Do you tend to compare yourself with other women? I know I do… sometimes unconsciously. Over sixty years ago, social psychologists developed a theory called Social Comparison theory, which states that humans have the drive to compare themselves to others to determine their worth. This is especially true for women, who are likely to compare themselves with other women in certain areas such as abilities, appearance, success etc. With an easy access to a wide range of social media, women are comparing themselves with others more than ever before. The result, unfortunately, is lowered self-esteem, discontentment, or envy.

Growing up, I was motived by this drive of finding value by comparing myself with my classmates primarily in the academic area. I ended up going to one of the best universities in China. Was my life happy by being one of the elites? No, I was miserable, because there were so many students who were much better than I in the school.
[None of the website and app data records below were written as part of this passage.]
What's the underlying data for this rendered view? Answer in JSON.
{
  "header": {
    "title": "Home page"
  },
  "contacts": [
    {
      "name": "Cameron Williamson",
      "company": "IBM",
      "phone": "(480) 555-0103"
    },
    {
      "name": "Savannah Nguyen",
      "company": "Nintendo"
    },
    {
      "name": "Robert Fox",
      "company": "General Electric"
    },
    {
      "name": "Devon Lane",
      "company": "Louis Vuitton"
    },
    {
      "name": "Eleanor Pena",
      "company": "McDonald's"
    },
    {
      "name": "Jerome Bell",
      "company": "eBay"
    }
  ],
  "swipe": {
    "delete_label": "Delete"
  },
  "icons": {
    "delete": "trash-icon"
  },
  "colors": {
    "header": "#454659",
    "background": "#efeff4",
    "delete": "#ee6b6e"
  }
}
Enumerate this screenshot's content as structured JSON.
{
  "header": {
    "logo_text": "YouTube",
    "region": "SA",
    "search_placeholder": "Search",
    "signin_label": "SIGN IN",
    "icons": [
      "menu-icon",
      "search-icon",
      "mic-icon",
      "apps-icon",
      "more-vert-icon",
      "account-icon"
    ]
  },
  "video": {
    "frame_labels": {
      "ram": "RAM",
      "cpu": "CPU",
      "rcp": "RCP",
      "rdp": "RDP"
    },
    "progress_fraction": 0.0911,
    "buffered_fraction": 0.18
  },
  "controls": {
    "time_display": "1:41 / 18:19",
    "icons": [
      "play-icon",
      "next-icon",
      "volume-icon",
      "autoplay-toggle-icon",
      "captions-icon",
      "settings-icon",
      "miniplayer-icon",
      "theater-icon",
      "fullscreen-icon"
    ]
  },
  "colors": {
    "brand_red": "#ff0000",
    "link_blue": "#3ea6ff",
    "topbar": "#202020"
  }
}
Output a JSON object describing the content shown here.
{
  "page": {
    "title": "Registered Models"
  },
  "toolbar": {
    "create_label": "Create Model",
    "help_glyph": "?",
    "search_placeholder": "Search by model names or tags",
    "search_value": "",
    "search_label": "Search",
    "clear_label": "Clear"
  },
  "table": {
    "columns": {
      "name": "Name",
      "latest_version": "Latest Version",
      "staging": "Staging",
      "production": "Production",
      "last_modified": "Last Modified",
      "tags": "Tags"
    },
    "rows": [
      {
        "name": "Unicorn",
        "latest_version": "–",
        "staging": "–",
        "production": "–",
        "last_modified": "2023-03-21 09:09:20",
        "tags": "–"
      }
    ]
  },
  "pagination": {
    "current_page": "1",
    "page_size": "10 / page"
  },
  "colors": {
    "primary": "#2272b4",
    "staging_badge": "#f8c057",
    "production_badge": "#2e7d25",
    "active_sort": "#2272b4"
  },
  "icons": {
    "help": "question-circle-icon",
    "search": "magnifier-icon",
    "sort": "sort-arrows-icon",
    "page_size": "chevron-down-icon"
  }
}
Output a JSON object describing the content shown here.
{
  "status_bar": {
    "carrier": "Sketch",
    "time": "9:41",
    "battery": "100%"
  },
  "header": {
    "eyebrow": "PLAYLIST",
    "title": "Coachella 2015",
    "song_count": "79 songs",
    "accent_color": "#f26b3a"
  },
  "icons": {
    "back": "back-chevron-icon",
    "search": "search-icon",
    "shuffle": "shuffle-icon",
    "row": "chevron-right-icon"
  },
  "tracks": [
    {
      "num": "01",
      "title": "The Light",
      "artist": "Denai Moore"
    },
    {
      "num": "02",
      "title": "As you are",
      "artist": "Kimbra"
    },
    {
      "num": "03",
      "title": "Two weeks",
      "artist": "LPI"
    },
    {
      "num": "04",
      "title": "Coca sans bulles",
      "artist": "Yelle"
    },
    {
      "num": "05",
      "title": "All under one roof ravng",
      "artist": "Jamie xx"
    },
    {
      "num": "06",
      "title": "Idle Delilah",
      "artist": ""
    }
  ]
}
After becoming a Christian, I gradually learned to find my true identify in Jesus alone over the years. But still, I often find myself comparing with others. Why? The conversation between Peter and Jesus (John 21:19-22) sheds some light on this inborn tendency of human comparison. (You may want to review the full chapter for context clarity. The disciple whom Jesus loved is John, the author of the Gospel of John.)

“Jesus said this to indicate the kind of death by which Peter would glorify God. Then he said to him, ‘Follow me!’ Peter turned and saw that the disciple whom Jesus loved was following them. When Peter saw him, he asked, ‘Lord, what about him?’ Jesus answered, “If I want him to remain alive until I return, what is that to you? You must follow me.” – John 21:19-22

After Peter learned what was laid ahead for him, he wanted to know what would happen to his friend, John. After all, they were both the closest disciples to Jesus and both ran to the tomb where Jesus was buried. Jesus gave him no answer except for a simple reply, “That is not your business.”

The reality is: God gives each of us a different journey of trials. Some may appear to be more challenging than others, but God never wants us to compare our challenges with each other. Instead, he wants us to make the kind of comparison described in Romans 8:18:

“I consider that our present sufferings are not worth comparing with the glory that will be revealed to us.”

Social psychologists were successful in identifying the fallen human race’s universal drive to compare themselves with others. But it is only through Jesus and His Word that we can break free from that destructive drive. When I am tempted to compare myself with others, I have to remind myself of verses such as Romans 8:18 and look forward to the glory that lays ahead.